Supplied records –
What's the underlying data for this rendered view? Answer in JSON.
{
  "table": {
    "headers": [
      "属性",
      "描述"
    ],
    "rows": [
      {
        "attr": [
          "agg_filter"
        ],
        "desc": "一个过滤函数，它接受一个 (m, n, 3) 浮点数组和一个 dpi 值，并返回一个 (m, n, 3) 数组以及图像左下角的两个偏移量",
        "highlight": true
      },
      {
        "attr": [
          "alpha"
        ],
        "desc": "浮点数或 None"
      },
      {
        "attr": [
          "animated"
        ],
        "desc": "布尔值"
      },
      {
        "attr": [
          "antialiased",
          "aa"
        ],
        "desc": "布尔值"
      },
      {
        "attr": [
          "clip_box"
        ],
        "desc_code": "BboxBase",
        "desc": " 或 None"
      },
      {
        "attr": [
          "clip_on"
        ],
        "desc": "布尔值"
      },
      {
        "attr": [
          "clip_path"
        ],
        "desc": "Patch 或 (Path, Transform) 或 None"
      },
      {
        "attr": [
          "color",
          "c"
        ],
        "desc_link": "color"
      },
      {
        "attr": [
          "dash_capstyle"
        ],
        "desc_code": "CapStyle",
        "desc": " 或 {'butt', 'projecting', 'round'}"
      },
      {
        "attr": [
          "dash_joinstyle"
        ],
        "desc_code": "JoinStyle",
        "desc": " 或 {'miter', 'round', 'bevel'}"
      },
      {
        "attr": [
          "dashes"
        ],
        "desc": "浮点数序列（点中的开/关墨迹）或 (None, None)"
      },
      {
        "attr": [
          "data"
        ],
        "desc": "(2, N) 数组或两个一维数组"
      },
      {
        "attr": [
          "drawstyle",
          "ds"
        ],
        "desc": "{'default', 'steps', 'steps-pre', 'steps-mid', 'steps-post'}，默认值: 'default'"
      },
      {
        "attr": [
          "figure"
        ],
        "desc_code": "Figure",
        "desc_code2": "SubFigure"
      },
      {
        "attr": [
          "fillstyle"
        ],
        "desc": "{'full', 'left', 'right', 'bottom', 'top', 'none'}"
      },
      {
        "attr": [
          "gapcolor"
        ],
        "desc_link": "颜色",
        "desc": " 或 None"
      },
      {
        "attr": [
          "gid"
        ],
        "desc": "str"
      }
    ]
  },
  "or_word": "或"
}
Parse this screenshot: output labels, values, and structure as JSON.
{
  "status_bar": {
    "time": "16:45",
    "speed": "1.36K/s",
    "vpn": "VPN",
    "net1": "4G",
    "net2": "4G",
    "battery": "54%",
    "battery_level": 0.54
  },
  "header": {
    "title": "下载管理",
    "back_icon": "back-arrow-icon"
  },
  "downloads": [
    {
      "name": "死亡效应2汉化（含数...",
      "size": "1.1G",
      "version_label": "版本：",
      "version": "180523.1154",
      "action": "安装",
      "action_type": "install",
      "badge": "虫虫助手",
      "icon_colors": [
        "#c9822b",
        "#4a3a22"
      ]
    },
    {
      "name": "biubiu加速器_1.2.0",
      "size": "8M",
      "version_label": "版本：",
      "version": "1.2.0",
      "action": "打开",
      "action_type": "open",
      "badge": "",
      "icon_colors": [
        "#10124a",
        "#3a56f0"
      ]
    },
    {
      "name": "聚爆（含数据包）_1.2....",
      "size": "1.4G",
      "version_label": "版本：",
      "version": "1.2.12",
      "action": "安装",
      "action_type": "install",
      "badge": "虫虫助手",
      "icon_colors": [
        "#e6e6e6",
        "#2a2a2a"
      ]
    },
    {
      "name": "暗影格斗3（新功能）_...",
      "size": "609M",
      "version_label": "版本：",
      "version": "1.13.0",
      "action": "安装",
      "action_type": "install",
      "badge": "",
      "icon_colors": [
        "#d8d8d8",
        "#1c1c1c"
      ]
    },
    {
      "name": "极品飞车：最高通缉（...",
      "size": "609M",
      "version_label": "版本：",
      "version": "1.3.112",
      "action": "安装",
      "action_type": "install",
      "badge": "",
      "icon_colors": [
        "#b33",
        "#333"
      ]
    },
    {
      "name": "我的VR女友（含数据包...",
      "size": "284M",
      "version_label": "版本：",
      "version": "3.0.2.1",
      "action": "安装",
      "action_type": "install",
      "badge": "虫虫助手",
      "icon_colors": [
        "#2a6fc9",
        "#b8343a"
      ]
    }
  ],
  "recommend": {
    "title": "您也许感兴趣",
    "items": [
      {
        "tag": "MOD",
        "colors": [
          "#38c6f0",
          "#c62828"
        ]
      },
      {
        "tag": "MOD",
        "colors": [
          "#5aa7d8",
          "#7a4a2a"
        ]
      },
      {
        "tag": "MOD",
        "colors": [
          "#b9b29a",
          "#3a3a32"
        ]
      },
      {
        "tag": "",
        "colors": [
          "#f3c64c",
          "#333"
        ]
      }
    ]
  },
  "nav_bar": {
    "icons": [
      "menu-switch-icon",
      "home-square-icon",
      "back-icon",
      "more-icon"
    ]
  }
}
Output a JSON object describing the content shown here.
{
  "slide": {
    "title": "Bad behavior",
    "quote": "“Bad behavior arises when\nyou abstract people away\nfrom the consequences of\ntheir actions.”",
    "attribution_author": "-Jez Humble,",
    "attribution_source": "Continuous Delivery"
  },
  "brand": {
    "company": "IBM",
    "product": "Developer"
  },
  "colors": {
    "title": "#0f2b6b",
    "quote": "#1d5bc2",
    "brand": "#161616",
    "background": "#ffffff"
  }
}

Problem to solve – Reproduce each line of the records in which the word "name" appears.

Result of this task –
      "name": "死亡效应2汉化（含数...",
      "name": "biubiu加速器_1.2.0",
      "name": "聚爆（含数据包）_1.2....",
      "name": "暗影格斗3（新功能）_...",
      "name": "极品飞车：最高通缉（...",
      "name": "我的VR女友（含数据包...",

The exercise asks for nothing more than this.